Devastated couple sue IVF clinic for implanting their embryo in wrong woman who ended up giving birth to their son
Anni and Ashot Manukyan, an Armenian-American couple, are suing the CHA Fertility Center in Los Angeles for "unspecified compensatory and punitive damages."
A Southern California couple is suing a fertility clinic after they found that their embryo was mistakenly transplanted in a New York woman who ended up giving birth to their son as well as a second boy belonging to another couple.
Anni and Ashot Manukyan, an Armenian-American couple who live in Glendale, Los Angeles, have filed a lawsuit against the CHA Fertility Center in Los Angeles and described an in-vitro fertilization mix-up that involved three different couples, according to the Associated Press.
The couple was distraught when they found when the two embryos they had implanted at the clinic did not result in a pregnancy.
A few months later, they were called back for what they thought was a routine annual procedure but found out to their horror that there had been an unthinkable mishap.
A doctor and a psychologist informed them that the procedure was, in fact, a DNA test that had confirmed they were the biological parents of a boy delivered by a Korean-American couple from New York were also patients at CHA, the Daily Mail reported.
The New York couple had delivered two boys. One belonged to them, and the second one belonged to yet another couple who had their embryos on ice at CHA.

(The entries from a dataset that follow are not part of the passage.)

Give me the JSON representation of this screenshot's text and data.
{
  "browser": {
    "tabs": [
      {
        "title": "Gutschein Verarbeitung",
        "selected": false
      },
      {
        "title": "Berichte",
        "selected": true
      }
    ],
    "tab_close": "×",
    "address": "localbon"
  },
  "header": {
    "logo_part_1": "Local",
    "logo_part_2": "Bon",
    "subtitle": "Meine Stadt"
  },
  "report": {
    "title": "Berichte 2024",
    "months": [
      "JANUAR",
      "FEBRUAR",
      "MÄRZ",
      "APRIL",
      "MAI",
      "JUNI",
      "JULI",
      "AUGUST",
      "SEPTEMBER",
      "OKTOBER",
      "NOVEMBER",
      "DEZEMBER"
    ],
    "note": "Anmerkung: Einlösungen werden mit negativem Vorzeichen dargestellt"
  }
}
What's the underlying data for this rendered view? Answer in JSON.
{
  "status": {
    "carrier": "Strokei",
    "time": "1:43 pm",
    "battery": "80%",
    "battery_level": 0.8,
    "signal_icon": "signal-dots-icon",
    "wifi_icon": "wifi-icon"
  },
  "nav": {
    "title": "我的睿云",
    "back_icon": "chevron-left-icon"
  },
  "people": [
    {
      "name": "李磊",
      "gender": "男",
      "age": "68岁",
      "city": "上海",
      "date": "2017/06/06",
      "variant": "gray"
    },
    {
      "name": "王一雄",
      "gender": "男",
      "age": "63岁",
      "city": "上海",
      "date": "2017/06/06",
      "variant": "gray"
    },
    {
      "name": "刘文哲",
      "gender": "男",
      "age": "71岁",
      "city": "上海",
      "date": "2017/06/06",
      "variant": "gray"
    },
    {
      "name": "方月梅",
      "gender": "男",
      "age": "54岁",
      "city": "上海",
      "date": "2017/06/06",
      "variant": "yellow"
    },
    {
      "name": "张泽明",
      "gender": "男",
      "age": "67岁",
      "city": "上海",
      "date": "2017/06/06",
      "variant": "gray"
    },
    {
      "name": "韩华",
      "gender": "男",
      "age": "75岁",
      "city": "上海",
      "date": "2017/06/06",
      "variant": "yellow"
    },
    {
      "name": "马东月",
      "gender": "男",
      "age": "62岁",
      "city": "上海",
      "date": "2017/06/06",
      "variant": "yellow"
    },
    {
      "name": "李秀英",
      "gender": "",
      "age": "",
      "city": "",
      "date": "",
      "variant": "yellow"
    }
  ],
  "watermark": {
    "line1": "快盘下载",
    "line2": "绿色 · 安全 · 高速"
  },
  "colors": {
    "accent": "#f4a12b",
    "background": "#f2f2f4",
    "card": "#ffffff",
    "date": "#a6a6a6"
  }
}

The scandal came to light after that couple, who identified themselves as YZ and AP in a lawsuit filed against CHA, had delivered two non-Asian boys despite having used two female embryos.
There were some signs that everything was not okay as well.
After the couple had become pregnant with twins in September 2018, sonograms showed that, despite the female embryos they had used, there were twin boys in the womb.
They were reassured by doctors at the clinic that sonograms were "not a definitive test" to determine the sex of a baby, but their worst fear was confirmed after the birth.
They had spent a $130,000 on CHA and claimed they had suffered "permanent emotional injuries from which they will not recover."
They also alleged that they will "never know what happened to their embryos, as well as whether the currently cryopreserved embryos are genetically matched to them" and are seeking unspecified damages.
Anni and Ashot had to go through their own emotional trauma as well.
They had to undertake an expensive and lengthy legal battle to bring their son—who they named Alec and who was six-weeks-old before they even found out about his existence—home.
When they found out about Alec, they were not allowed to know anything about their son or the couple raising him.
Eventually, they had to fly to New York and spend two weeks in family court before they were finally granted custody of him on May 31.
They, like YZ and AP, also have to live with the prospect that another one of their children may have been born to someone else and are seeking "unspecified compensatory and punitive damages."
"CHA put three families through a living hell, and our lives will never be the same. We fought to get our boy back, and now we will fight to make sure this never happens again," Ashot said.
Anni similarly said she will "will never be the same person again" and that she now has trust issues and has put up "barriers everywhere."